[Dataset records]
+++++

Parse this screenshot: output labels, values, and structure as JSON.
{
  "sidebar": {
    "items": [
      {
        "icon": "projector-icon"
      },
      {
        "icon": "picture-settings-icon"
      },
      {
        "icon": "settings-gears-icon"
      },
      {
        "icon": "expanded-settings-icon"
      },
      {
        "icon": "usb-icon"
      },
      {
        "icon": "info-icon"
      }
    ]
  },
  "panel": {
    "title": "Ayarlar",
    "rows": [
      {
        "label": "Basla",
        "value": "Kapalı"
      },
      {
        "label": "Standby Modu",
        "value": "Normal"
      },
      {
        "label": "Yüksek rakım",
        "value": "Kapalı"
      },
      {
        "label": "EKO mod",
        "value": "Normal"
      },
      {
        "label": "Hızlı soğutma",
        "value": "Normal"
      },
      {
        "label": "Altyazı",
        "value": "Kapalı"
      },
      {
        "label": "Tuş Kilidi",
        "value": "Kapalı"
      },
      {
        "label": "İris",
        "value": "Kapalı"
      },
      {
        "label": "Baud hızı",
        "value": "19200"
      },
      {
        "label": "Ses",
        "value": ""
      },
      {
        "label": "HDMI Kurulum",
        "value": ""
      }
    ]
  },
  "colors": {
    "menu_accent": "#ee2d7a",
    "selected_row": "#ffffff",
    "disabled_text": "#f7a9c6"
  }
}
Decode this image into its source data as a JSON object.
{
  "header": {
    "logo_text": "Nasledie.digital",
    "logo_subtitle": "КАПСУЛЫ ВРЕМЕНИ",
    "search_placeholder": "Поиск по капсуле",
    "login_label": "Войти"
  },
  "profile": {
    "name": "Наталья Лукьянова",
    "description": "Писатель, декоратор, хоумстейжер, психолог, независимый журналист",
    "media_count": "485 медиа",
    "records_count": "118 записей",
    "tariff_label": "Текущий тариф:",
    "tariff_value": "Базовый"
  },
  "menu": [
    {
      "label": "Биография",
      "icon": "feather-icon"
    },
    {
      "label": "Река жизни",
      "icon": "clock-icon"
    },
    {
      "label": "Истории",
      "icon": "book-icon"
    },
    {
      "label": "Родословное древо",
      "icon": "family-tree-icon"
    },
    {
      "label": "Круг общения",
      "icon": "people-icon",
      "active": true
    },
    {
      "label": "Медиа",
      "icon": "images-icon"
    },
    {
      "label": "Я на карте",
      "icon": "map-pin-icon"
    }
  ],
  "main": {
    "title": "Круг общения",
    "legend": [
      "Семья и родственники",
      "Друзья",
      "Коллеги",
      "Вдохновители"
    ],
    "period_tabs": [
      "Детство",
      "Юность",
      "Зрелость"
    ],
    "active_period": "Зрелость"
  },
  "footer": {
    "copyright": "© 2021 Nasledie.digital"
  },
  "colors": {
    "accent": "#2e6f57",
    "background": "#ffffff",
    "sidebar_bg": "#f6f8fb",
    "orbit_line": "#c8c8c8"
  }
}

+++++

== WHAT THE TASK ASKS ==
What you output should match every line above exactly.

== YOUR RESPONSE ==
Parse this screenshot: output labels, values, and structure as JSON.
{
  "sidebar": {
    "items": [
      {
        "icon": "projector-icon"
      },
      {
        "icon": "picture-settings-icon"
      },
      {
        "icon": "settings-gears-icon"
      },
      {
        "icon": "expanded-settings-icon"
      },
      {
        "icon": "usb-icon"
      },
      {
        "icon": "info-icon"
      }
    ]
  },
  "panel": {
    "title": "Ayarlar",
    "rows": [
      {
        "label": "Basla",
        "value": "Kapalı"
      },
      {
        "label": "Standby Modu",
        "value": "Normal"
      },
      {
        "label": "Yüksek rakım",
        "value": "Kapalı"
      },
      {
        "label": "EKO mod",
        "value": "Normal"
      },
      {
        "label": "Hızlı soğutma",
        "value": "Normal"
      },
      {
        "label": "Altyazı",
        "value": "Kapalı"
      },
      {
        "label": "Tuş Kilidi",
        "value": "Kapalı"
      },
      {
        "label": "İris",
        "value": "Kapalı"
      },
      {
        "label": "Baud hızı",
        "value": "19200"
      },
      {
        "label": "Ses",
        "value": ""
      },
      {
        "label": "HDMI Kurulum",
        "value": ""
      }
    ]
  },
  "colors": {
    "menu_accent": "#ee2d7a",
    "selected_row": "#ffffff",
    "disabled_text": "#f7a9c6"
  }
}
Decode this image into its source data as a JSON object.
{
  "header": {
    "logo_text": "Nasledie.digital",
    "logo_subtitle": "КАПСУЛЫ ВРЕМЕНИ",
    "search_placeholder": "Поиск по капсуле",
    "login_label": "Войти"
  },
  "profile": {
    "name": "Наталья Лукьянова",
    "description": "Писатель, декоратор, хоумстейжер, психолог, независимый журналист",
    "media_count": "485 медиа",
    "records_count": "118 записей",
    "tariff_label": "Текущий тариф:",
    "tariff_value": "Базовый"
  },
  "menu": [
    {
      "label": "Биография",
      "icon": "feather-icon"
    },
    {
      "label": "Река жизни",
      "icon": "clock-icon"
    },
    {
      "label": "Истории",
      "icon": "book-icon"
    },
    {
      "label": "Родословное древо",
      "icon": "family-tree-icon"
    },
    {
      "label": "Круг общения",
      "icon": "people-icon",
      "active": true
    },
    {
      "label": "Медиа",
      "icon": "images-icon"
    },
    {
      "label": "Я на карте",
      "icon": "map-pin-icon"
    }
  ],
  "main": {
    "title": "Круг общения",
    "legend": [
      "Семья и родственники",
      "Друзья",
      "Коллеги",
      "Вдохновители"
    ],
    "period_tabs": [
      "Детство",
      "Юность",
      "Зрелость"
    ],
    "active_period": "Зрелость"
  },
  "footer": {
    "copyright": "© 2021 Nasledie.digital"
  },
  "colors": {
    "accent": "#2e6f57",
    "background": "#ffffff",
    "sidebar_bg": "#f6f8fb",
    "orbit_line": "#c8c8c8"
  }
}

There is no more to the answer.